Coming from Pards, it’s difficult not to read the above quote without hearing child-like sniffles. Yesterday the gaffer was left downright distraught after Arsenal tabled a bid of $16 million (£10.2m) for midfielder Yohan Cabaye just hours before the Magpies match against Manchester City.
The offer was enough to convince Pardew to hold Cabaye out of the match, implying that the playmaker’s head had been turned around so much that he wasn’t mentally fit to compete. It’s an amusing position on two levels – first because transfer speculation from Arsenal, Manchester United and Paris Saint-Germain has surrounded Cabaye all summer long and second because, well, who wants to play at Arsenal these days? (Just poking fun, Goonahs supporters. Keep your heads up.)
But putting aside Pardew’s absurd opinion that Arsenal’s bid was “disrespectful,” the 52 year old does have a point that the concept of the transfer window needs to be examined.
The current format has the window closing on September 2nd, just over two weeks after the start of the Premier League season. This means that clubs like Newcastle with transfer-target Cabaye, Swansea City with Michu and Ashley Williams, and Everton with Marouane Fellaini and Leighton Baines, all face the possibility of losing key men after their seasons have started. Which without getting too technical, is just plain annoying.
So what exactly is the sense behind keeping the Premier League window open until September 2nd?
Under FIFA, each national football association decides on the time (such as the dates) of the window but it may not exceed 12 weeks. In England, the FA has opted for a nine week window to align itself with the other major European league windows in France, Germany, Italy and Spain.
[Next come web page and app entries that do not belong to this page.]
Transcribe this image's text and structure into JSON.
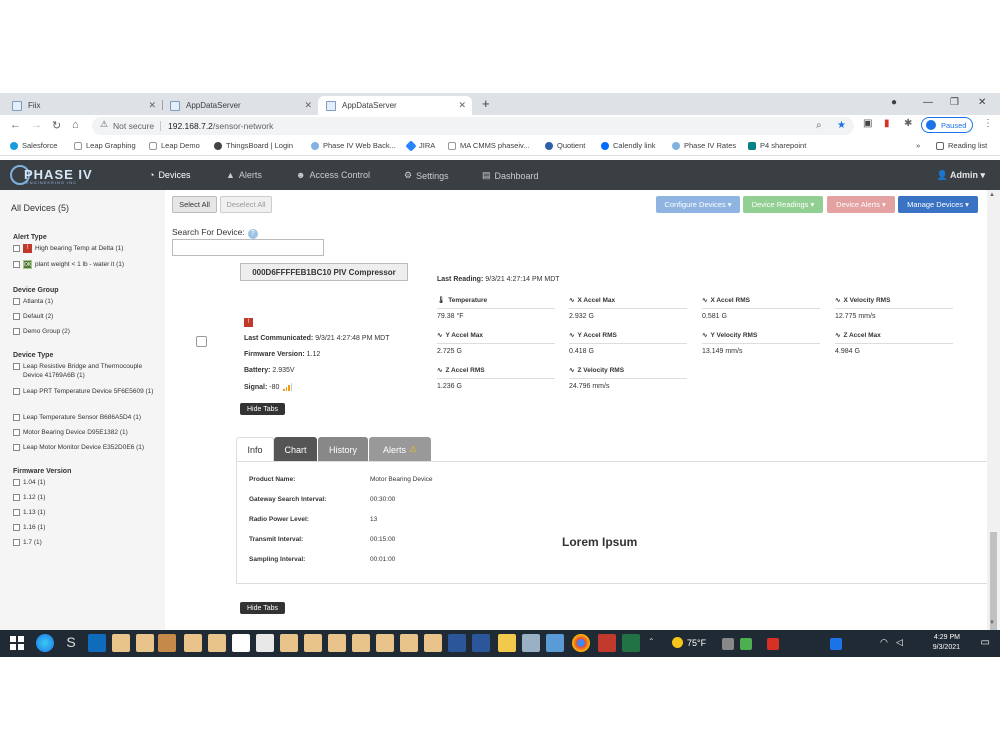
{
  "browser": {
    "tabs": [
      {
        "title": "Fiix"
      },
      {
        "title": "AppDataServer"
      },
      {
        "title": "AppDataServer"
      }
    ],
    "new_tab": "+",
    "address": {
      "security": "Not secure",
      "host": "192.168.7.2",
      "path": "/sensor-network"
    },
    "paused_label": "Paused",
    "bookmarks": [
      "Salesforce",
      "Leap Graphing",
      "Leap Demo",
      "ThingsBoard | Login",
      "Phase IV Web Back...",
      "JIRA",
      "MA CMMS phaseiv...",
      "Quotient",
      "Calendly link",
      "Phase IV Rates",
      "P4 sharepoint"
    ],
    "more_bookmarks": "»",
    "reading_list": "Reading list"
  },
  "nav": {
    "logo_text": "PHASE IV",
    "logo_sub": "ENGINEERING INC",
    "items": [
      {
        "label": "Devices",
        "icon": "dashboard-icon"
      },
      {
        "label": "Alerts",
        "icon": "warning-icon"
      },
      {
        "label": "Access Control",
        "icon": "users-icon"
      },
      {
        "label": "Settings",
        "icon": "gear-icon"
      },
      {
        "label": "Dashboard",
        "icon": "book-icon"
      }
    ],
    "admin": "Admin"
  },
  "sidebar": {
    "title": "All Devices (5)",
    "alert_type": {
      "heading": "Alert Type",
      "items": [
        "High bearing Temp at Delta (1)",
        "plant weight < 1 lb - water it (1)"
      ]
    },
    "device_group": {
      "heading": "Device Group",
      "items": [
        "Atlanta (1)",
        "Default (2)",
        "Demo Group (2)"
      ]
    },
    "device_type": {
      "heading": "Device Type",
      "items": [
        "Leap Resistive Bridge and Thermocouple Device 41769A6B (1)",
        "Leap PRT Temperature Device 5F6E5609 (1)",
        "Leap Temperature Sensor B686A5D4 (1)",
        "Motor Bearing Device D95E1382 (1)",
        "Leap Motor Monitor Device E352D0E6 (1)"
      ]
    },
    "firmware_version": {
      "heading": "Firmware Version",
      "items": [
        "1.04 (1)",
        "1.12 (1)",
        "1.13 (1)",
        "1.16 (1)",
        "1.7 (1)"
      ]
    }
  },
  "toolbar": {
    "select_all": "Select All",
    "deselect_all": "Deselect All",
    "configure_devices": "Configure Devices",
    "device_readings": "Device Readings",
    "device_alerts": "Device Alerts",
    "manage_devices": "Manage Devices"
  },
  "search": {
    "label": "Search For Device:",
    "help": "?",
    "value": ""
  },
  "device": {
    "name": "000D6FFFFEB1BC10 PIV Compressor",
    "last_communicated_label": "Last Communicated:",
    "last_communicated": "9/3/21 4:27:48 PM  MDT",
    "firmware_label": "Firmware Version:",
    "firmware": "1.12",
    "battery_label": "Battery:",
    "battery": "2.935V",
    "signal_label": "Signal:",
    "signal": "-80",
    "hide_tabs": "Hide Tabs",
    "last_reading_label": "Last Reading:",
    "last_reading": "9/3/21 4:27:14 PM  MDT",
    "metrics": [
      {
        "label": "Temperature",
        "value": "79.38 °F",
        "icon": "thermometer-icon"
      },
      {
        "label": "X Accel Max",
        "value": "2.932 G",
        "icon": "wave-icon"
      },
      {
        "label": "X Accel RMS",
        "value": "0.581 G",
        "icon": "wave-icon"
      },
      {
        "label": "X Velocity RMS",
        "value": "12.775 mm/s",
        "icon": "wave-icon"
      },
      {
        "label": "Y Accel Max",
        "value": "2.725 G",
        "icon": "wave-icon"
      },
      {
        "label": "Y Accel RMS",
        "value": "0.418 G",
        "icon": "wave-icon"
      },
      {
        "label": "Y Velocity RMS",
        "value": "13.149 mm/s",
        "icon": "wave-icon"
      },
      {
        "label": "Z Accel Max",
        "value": "4.984 G",
        "icon": "wave-icon"
      },
      {
        "label": "Z Accel RMS",
        "value": "1.236 G",
        "icon": "wave-icon"
      },
      {
        "label": "Z Velocity RMS",
        "value": "24.796 mm/s",
        "icon": "wave-icon"
      }
    ]
  },
  "tabs": {
    "info": "Info",
    "chart": "Chart",
    "history": "History",
    "alerts": "Alerts",
    "active": "Info"
  },
  "info_panel": {
    "rows": [
      {
        "label": "Product Name:",
        "value": "Motor Bearing Device"
      },
      {
        "label": "Gateway Search Interval:",
        "value": "00:30:00"
      },
      {
        "label": "Radio Power Level:",
        "value": "13"
      },
      {
        "label": "Transmit Interval:",
        "value": "00:15:00"
      },
      {
        "label": "Sampling Interval:",
        "value": "00:01:00"
      }
    ],
    "lorem": "Lorem Ipsum"
  },
  "taskbar": {
    "weather": "75°F",
    "time": "4:29 PM",
    "date": "9/3/2021"
  },
  "colors": {
    "nav_bg": "#3a3f44",
    "sidebar_bg": "#f5f5f5",
    "configure": "#8fb4e1",
    "readings": "#92cf92",
    "alerts": "#e3a1a1",
    "manage": "#3a72c4"
  }
}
The Premier League can go in one of two directions to solve the current deadline issue: either end the window before the start of the season or wipe out the concept of a transfer window altogether and allow deals for players to be made year round like most other professional sports.
The later seems a pipe dream but the former a real possibility.
And with the amount of transfer rumor nonsense that football fans are forced to deal with over the course of a summer – would it be such a bad thing to end the drama when the season actually starts?